• WHAT IS REQUIRED
Look through the data below. Show each line where the string "title" occurs.

• INPUT MATERIAL
=== Begin Enclosure ===

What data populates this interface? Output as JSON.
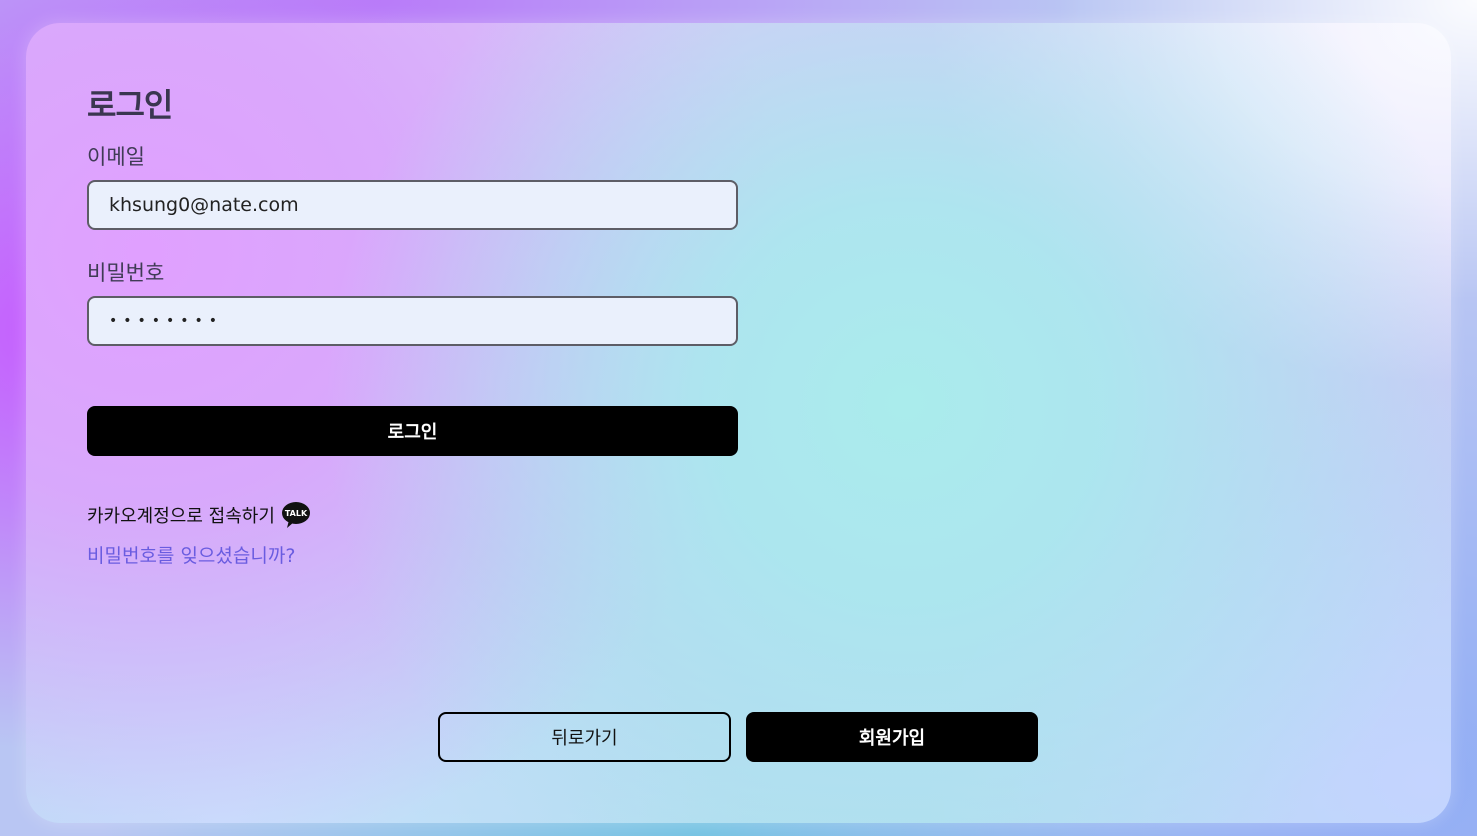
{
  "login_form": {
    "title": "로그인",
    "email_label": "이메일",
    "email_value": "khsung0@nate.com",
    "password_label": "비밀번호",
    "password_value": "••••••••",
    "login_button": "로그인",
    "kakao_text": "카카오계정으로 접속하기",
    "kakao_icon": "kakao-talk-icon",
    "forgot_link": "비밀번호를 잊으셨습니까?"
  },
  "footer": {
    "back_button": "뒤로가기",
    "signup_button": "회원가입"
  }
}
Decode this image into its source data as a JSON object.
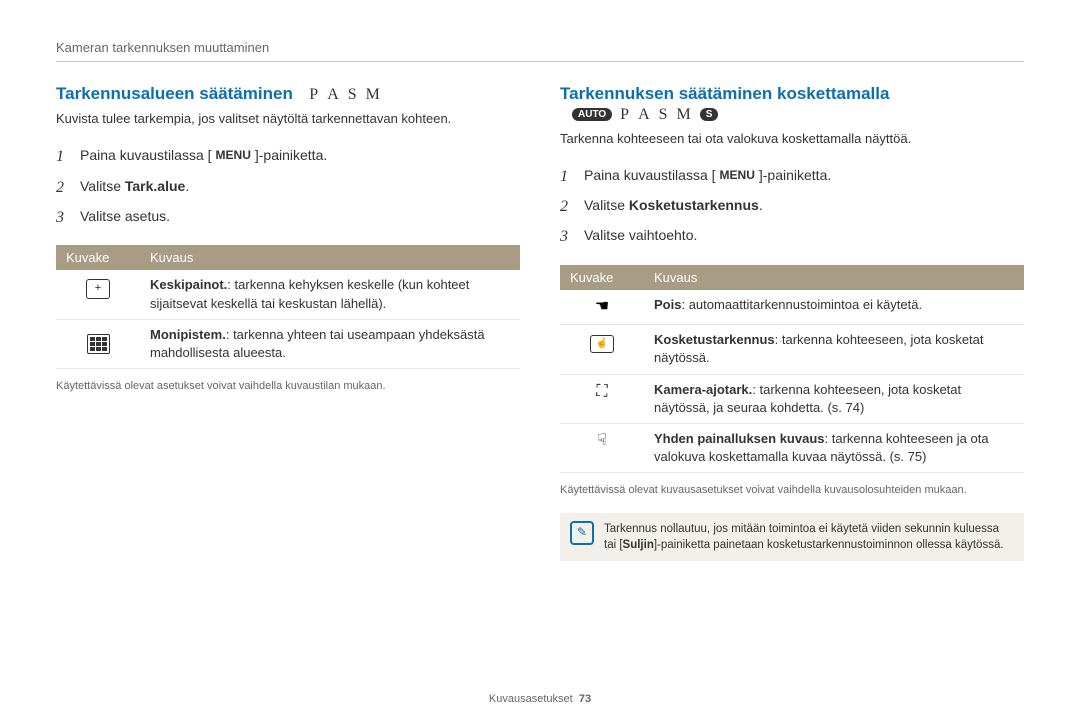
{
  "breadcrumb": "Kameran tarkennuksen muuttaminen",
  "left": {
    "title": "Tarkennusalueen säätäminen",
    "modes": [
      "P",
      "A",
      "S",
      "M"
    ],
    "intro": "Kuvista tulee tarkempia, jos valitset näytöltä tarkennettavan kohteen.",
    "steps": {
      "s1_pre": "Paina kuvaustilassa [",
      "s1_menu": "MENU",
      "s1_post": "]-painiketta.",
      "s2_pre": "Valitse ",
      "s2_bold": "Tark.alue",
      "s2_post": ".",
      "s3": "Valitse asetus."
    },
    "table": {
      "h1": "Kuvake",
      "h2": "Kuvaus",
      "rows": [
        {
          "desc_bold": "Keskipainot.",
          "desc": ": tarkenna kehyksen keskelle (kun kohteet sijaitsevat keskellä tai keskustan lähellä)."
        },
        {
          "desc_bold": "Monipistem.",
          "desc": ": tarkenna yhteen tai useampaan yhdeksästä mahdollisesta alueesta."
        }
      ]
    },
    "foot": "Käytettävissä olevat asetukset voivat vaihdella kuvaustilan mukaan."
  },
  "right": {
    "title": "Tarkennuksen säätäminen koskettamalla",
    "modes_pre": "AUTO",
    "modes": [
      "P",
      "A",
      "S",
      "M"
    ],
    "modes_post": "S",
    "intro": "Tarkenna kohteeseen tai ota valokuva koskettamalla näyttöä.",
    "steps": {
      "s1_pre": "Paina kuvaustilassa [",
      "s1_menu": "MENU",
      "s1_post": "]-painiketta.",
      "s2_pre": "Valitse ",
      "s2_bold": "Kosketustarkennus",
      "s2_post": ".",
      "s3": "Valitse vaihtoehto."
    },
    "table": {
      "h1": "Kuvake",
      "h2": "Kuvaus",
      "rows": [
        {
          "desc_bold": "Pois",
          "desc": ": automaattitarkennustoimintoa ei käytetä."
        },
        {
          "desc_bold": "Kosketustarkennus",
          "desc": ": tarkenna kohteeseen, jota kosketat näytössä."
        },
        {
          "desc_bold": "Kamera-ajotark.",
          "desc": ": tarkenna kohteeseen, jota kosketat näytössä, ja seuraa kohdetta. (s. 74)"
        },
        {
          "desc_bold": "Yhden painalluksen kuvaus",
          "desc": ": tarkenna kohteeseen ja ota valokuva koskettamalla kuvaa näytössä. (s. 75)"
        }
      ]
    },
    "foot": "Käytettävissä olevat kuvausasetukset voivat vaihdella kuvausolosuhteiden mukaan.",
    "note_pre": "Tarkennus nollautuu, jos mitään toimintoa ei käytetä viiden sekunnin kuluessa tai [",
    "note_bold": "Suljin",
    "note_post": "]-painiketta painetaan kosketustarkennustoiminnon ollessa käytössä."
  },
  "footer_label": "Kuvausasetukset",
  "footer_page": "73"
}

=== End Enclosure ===

• EXERCISE RESPONSE
    "title": "로그인",
    "title": "Tarkennusalueen säätäminen",
    "title": "Tarkennuksen säätäminen koskettamalla",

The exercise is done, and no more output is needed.